Viewers should remember that all during the summer and fall, while Stroheim was working on the script and preparing design sketches, he knew that somewhere else on the lot a nameless editor, “on [whose] mind was nothing but a hat,” was whittling away at his masterpiece. Greed opened in New York on December 4, to some of the most negative reviews in film history. The Merry Widow had gone before the cameras just three days earlier; production continued under a very dark cloud.

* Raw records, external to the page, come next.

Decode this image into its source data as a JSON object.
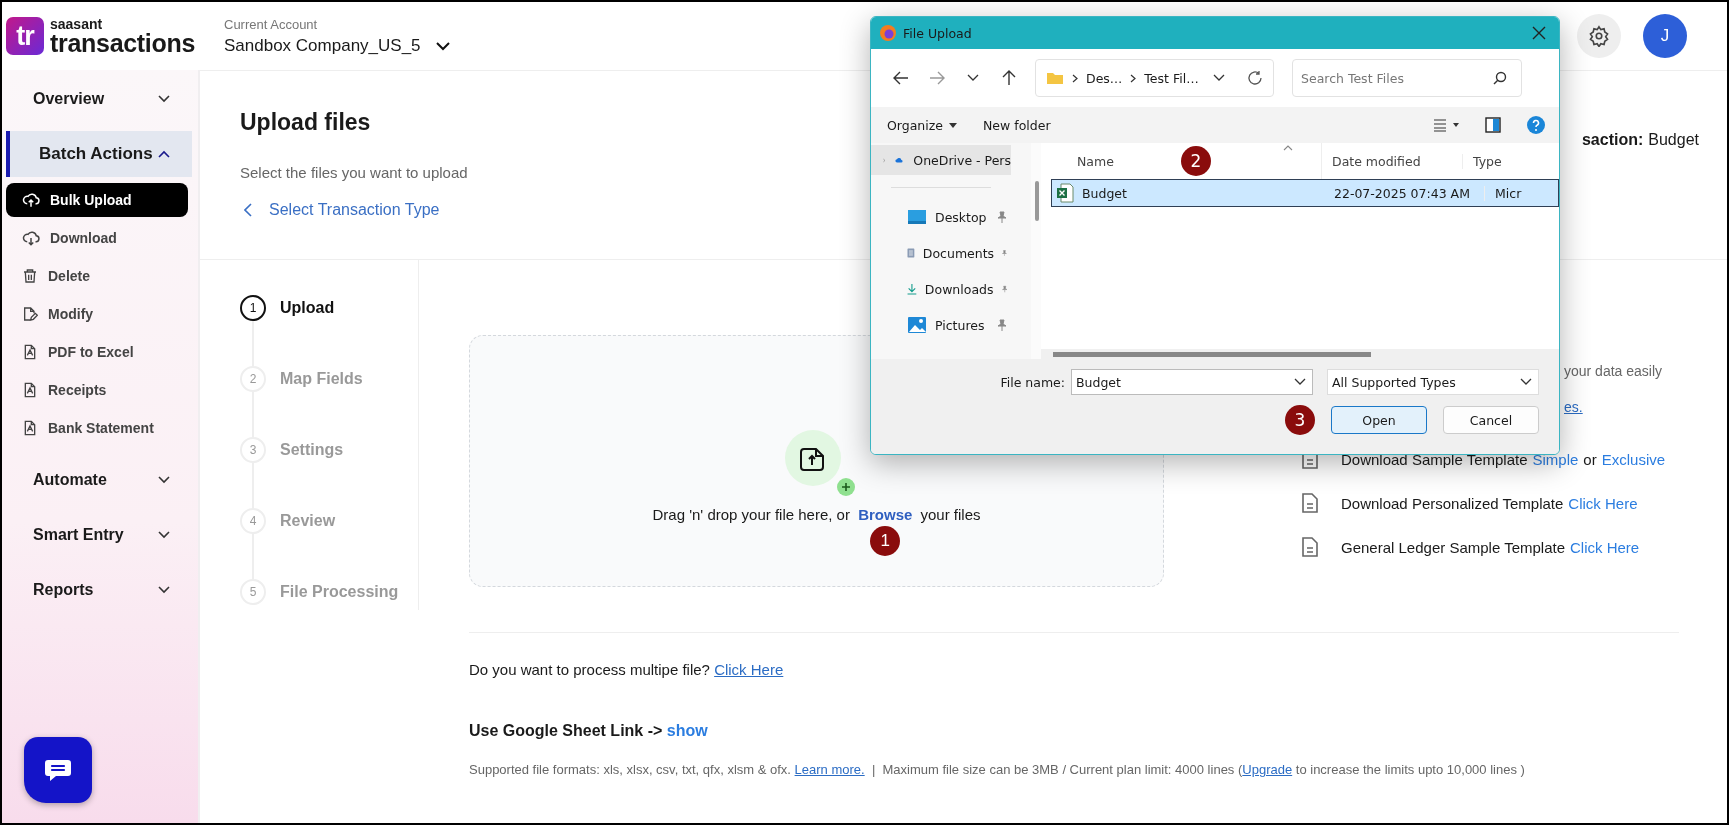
{
  "app": {
    "logo_mark": "tr",
    "logo_top": "saasant",
    "logo_bottom": "transactions"
  },
  "account": {
    "label": "Current Account",
    "value": "Sandbox Company_US_5"
  },
  "avatar": "J",
  "sidebar": {
    "items": [
      {
        "kind": "section",
        "label": "Overview",
        "expanded": false,
        "selected": false
      },
      {
        "kind": "section",
        "label": "Batch Actions",
        "expanded": true,
        "selected": true
      },
      {
        "kind": "item",
        "label": "Bulk Upload",
        "selected": true
      },
      {
        "kind": "item",
        "label": "Download",
        "selected": false
      },
      {
        "kind": "item",
        "label": "Delete",
        "selected": false
      },
      {
        "kind": "item",
        "label": "Modify",
        "selected": false
      },
      {
        "kind": "item",
        "label": "PDF to Excel",
        "selected": false
      },
      {
        "kind": "item",
        "label": "Receipts",
        "selected": false
      },
      {
        "kind": "item",
        "label": "Bank Statement",
        "selected": false
      },
      {
        "kind": "section",
        "label": "Automate",
        "expanded": false,
        "selected": false
      },
      {
        "kind": "section",
        "label": "Smart Entry",
        "expanded": false,
        "selected": false
      },
      {
        "kind": "section",
        "label": "Reports",
        "expanded": false,
        "selected": false
      }
    ]
  },
  "page": {
    "title": "Upload files",
    "subtitle": "Select the files you want to upload",
    "back_link": "Select Transaction Type",
    "transaction_label": "saction:",
    "transaction_value": "Budget"
  },
  "steps": [
    {
      "number": "1",
      "label": "Upload",
      "selected": true
    },
    {
      "number": "2",
      "label": "Map Fields",
      "selected": false
    },
    {
      "number": "3",
      "label": "Settings",
      "selected": false
    },
    {
      "number": "4",
      "label": "Review",
      "selected": false
    },
    {
      "number": "5",
      "label": "File Processing",
      "selected": false
    }
  ],
  "dropzone": {
    "text_before": "Drag 'n' drop your file here, or",
    "link": "Browse",
    "text_after": "your files",
    "marker": "1"
  },
  "right_panel": {
    "note": "your data easily",
    "note_link": "es.",
    "templates": [
      {
        "text": "Download Sample Template",
        "links": [
          "Simple",
          "Exclusive"
        ],
        "joiner": "or"
      },
      {
        "text": "Download Personalized Template",
        "links": [
          "Click Here"
        ]
      },
      {
        "text": "General Ledger Sample Template",
        "links": [
          "Click Here"
        ]
      }
    ]
  },
  "multi": {
    "question": "Do you want to process multipe file?",
    "link": "Click Here"
  },
  "google": {
    "label": "Use Google Sheet Link ->",
    "link": "show"
  },
  "footer": {
    "formats": "Supported file formats: xls, xlsx, csv, txt, qfx, xlsm & ofx.",
    "learn": "Learn more.",
    "separator": "|",
    "limit": "Maximum file size can be 3MB / Current plan limit: 4000 lines (",
    "upgrade": "Upgrade",
    "rest": "to increase the limits upto 10,000 lines )"
  },
  "dialog": {
    "title": "File Upload",
    "path": [
      "Des…",
      "Test Fil…"
    ],
    "search_placeholder": "Search Test Files",
    "organize": "Organize",
    "new_folder": "New folder",
    "nav": [
      {
        "kind": "cloud",
        "label": "OneDrive - Pers",
        "selected": true
      },
      {
        "kind": "desktop",
        "label": "Desktop",
        "selected": false
      },
      {
        "kind": "documents",
        "label": "Documents",
        "selected": false
      },
      {
        "kind": "downloads",
        "label": "Downloads",
        "selected": false
      },
      {
        "kind": "pictures",
        "label": "Pictures",
        "selected": false
      }
    ],
    "columns": [
      "Name",
      "Date modified",
      "Type"
    ],
    "columns_marker": "2",
    "files": [
      {
        "name": "Budget",
        "date": "22-07-2025 07:43 AM",
        "type": "Micr",
        "selected": true
      }
    ],
    "file_name_label": "File name:",
    "file_name": "Budget",
    "file_type": "All Supported Types",
    "open": "Open",
    "open_marker": "3",
    "cancel": "Cancel"
  }
}
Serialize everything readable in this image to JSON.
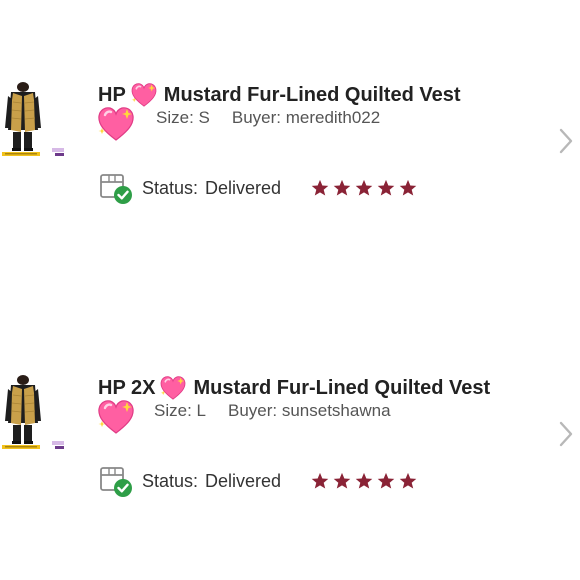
{
  "orders": [
    {
      "title_prefix": "HP",
      "title": "Mustard Fur-Lined Quilted Vest",
      "heart_icon": "sparkling-heart-icon",
      "size": "Size: S",
      "buyer": "Buyer: meredith022",
      "status_label": "Status:",
      "status_value": "Delivered",
      "rating": 5
    },
    {
      "title_prefix": "HP 2X",
      "title": "Mustard Fur-Lined Quilted Vest",
      "heart_icon": "sparkling-heart-icon",
      "size": "Size: L",
      "buyer": "Buyer: sunsetshawna",
      "status_label": "Status:",
      "status_value": "Delivered",
      "rating": 5
    }
  ],
  "colors": {
    "star": "#8a2336",
    "check": "#2e9e47",
    "chevron": "#b8b8b8",
    "heart": "#ff5fa2",
    "vest": "#c9a04a"
  }
}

The waltz finally made it into the picture, beautifully photographed and edited. This somehow happened despite Valerie von Stroheim’s claim that when the time came to shoot the waltz her husband turned his back on the action and refused even to watch. She also remembered that when he tried to direct Mae Murray in the scene the star went into a rage, tearing off her plumed headdress and screaming, “You dirty Hun! You think you know everything!” That was par for the course. Stroheim, while explaining to the press that Murray did have “a real capacity for feeling,” also insisted that to reveal it her “self-consciousness and cuteyisms had to be torn away.” Ouch.
Incentive clauses had recently been built into Stroheim’s contract in order not to tie up Mae Murray indefinitely (Greed had shot for 198 days). He would receive a bonus of $5,000 if filming was completed in eight weeks, but the fourteen-week shoot didn’t even come close. Five weeks after the end of production, months before the release of The Merry Widow to great critical and popular acclaim, Stroheim’s contract was cancelled by mutual consent. And he never received his piece of the profits, either. In a 1930 accounting, MGM claimed that the losses on Greed more than offset the profits of The Merry Widow. (The figures shown to Stroheim indicate far less income for The Merry Widow than those given in the Eddie Mannix notebooks, considered reasonably accurate by historians. But that’s Hollywood.)
It is understandable that all this insult and injury left a bad taste in Stroheim’s mouth, but for audiences nearly a century later the film seems to require little in the way of apology. Now is a good time to sit back, luxuriate in Maud Nelissen’s remarkable orchestral setting, and watch Stroheim do the impossible. Tasked with turning an operatic warhorse into a viable silent film he managed to please his audience, dazzle the critics, and even impress Franz Lehár. It seems that the only one who wasn’t happy with the results was the director himself.
Presented at SFSFF 2023 with live musical accompaniment by Maud Nelissen at the piano conducting the Mont Alto Motion Picture Orchestra (Rodney Sauer, Britt Swenson, David Short, Brian Collins, Dawn Kramer, Andrew Brown, Emily Lewis, Kate Polera, and Naomi Smith)